Orgbon, whose goal is to study environmental science and public policy at Harvard, has been busy for months making plans for the second annual 9-11 Day of Service, which will be held at Olde Mill Park in Dacula on Tuesday. Volunteers will gather at the Dacula High School football field parking lot at 5 p.m. and will pick up litter and stencil storm drains around the city.

"I heard about 9-11 National Day of Service by being involved in a number of national service organizations, such as Youth Service America. I serve on YSA's international youth council," Orgbon said of the council, which donates more than $1 million in grants to youth drive service and service-learning groups.

"The city of Dacula, particularly councilman Gregory Reeves, thought it was an amazing idea when I was talking to him about potential service projects we could do with the city for 9-11," Orgbon said. "(The event) is an opportunity to show the world how volunteerism and the spirit of altruism can rebuild communities."

Those interested in attending the 9-11 memorial service at Olde Mill Park should arrive at 6 p.m. Community leaders and student volunteers will be on hand to pay tribute to the nation's veterans, active military service members and public safety professionals.

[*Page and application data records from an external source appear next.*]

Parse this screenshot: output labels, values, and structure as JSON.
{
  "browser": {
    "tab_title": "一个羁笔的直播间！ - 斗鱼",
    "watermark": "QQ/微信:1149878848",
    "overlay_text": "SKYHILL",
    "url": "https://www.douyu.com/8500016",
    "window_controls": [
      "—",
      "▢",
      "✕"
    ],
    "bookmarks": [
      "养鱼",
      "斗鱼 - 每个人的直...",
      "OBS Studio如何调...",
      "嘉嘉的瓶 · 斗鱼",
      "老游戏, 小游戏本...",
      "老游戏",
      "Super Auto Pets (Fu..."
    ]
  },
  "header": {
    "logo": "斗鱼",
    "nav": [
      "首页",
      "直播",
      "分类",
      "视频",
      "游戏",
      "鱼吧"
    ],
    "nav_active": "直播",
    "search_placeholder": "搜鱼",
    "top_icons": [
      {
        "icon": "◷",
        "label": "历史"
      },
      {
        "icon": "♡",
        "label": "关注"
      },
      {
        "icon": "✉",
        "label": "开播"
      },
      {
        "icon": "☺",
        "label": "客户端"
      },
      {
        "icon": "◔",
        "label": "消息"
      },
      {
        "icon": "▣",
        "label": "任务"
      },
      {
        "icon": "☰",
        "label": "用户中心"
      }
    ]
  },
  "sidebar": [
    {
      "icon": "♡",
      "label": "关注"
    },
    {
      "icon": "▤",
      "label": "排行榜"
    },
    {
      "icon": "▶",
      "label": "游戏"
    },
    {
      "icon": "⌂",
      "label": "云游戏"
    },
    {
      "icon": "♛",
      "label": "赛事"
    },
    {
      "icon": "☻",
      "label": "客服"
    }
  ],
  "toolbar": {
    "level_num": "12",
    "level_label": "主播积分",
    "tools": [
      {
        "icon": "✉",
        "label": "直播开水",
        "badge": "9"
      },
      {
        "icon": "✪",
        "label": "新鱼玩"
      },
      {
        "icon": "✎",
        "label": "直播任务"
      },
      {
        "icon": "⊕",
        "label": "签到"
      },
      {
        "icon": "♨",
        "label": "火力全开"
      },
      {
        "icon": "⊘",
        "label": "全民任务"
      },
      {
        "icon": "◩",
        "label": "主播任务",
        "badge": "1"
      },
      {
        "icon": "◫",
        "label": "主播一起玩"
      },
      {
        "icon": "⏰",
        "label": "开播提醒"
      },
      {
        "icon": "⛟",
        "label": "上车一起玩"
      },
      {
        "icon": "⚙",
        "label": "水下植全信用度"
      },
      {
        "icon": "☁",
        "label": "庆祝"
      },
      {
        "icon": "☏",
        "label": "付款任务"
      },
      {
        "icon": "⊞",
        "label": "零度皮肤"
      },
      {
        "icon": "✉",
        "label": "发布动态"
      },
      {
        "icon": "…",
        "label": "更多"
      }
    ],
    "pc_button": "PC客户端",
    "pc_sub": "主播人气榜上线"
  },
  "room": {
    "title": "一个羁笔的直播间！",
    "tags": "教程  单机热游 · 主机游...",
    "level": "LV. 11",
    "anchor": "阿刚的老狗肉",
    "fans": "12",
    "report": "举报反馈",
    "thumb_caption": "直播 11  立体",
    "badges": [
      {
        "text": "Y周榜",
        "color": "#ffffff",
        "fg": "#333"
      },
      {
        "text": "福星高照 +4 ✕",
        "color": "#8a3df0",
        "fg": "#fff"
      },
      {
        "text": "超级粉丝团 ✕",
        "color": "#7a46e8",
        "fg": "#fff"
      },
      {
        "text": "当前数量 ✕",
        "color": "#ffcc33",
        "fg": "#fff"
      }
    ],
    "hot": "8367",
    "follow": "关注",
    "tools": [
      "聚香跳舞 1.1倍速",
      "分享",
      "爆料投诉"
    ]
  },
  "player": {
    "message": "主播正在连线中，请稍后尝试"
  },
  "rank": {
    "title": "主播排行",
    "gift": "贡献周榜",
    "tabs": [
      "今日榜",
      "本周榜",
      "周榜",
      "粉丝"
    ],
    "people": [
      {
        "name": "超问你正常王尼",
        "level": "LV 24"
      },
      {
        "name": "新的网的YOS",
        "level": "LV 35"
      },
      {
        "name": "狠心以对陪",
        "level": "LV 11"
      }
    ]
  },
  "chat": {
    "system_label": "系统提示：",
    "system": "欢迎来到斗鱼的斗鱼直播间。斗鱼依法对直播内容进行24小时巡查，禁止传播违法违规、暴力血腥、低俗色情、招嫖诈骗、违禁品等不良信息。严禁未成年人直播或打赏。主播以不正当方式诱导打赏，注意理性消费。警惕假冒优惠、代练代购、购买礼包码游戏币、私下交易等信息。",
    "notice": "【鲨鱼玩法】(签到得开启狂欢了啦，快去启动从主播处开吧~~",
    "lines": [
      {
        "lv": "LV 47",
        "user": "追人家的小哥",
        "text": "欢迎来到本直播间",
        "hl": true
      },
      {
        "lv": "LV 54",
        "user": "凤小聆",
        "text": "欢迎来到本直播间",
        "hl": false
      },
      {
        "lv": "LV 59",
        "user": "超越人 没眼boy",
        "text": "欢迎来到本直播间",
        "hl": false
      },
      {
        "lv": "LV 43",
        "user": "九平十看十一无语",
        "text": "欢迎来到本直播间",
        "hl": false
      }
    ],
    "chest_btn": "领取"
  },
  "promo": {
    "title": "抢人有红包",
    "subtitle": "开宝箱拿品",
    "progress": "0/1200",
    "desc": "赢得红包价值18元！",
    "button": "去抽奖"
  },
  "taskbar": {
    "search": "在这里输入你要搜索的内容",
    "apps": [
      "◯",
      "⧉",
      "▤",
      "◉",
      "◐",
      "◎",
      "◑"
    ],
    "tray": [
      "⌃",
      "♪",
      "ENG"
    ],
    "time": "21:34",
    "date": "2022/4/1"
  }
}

A tree, donated by Buck Jones Nursery, will be planted in the park during the memorial service, and refreshments will be served.

For more information about the upcoming 9-11 Day of Service at Olde Mill Park or to register to volunteer for the event, go to www.greeningforward.org/911dayofservice2012.htm.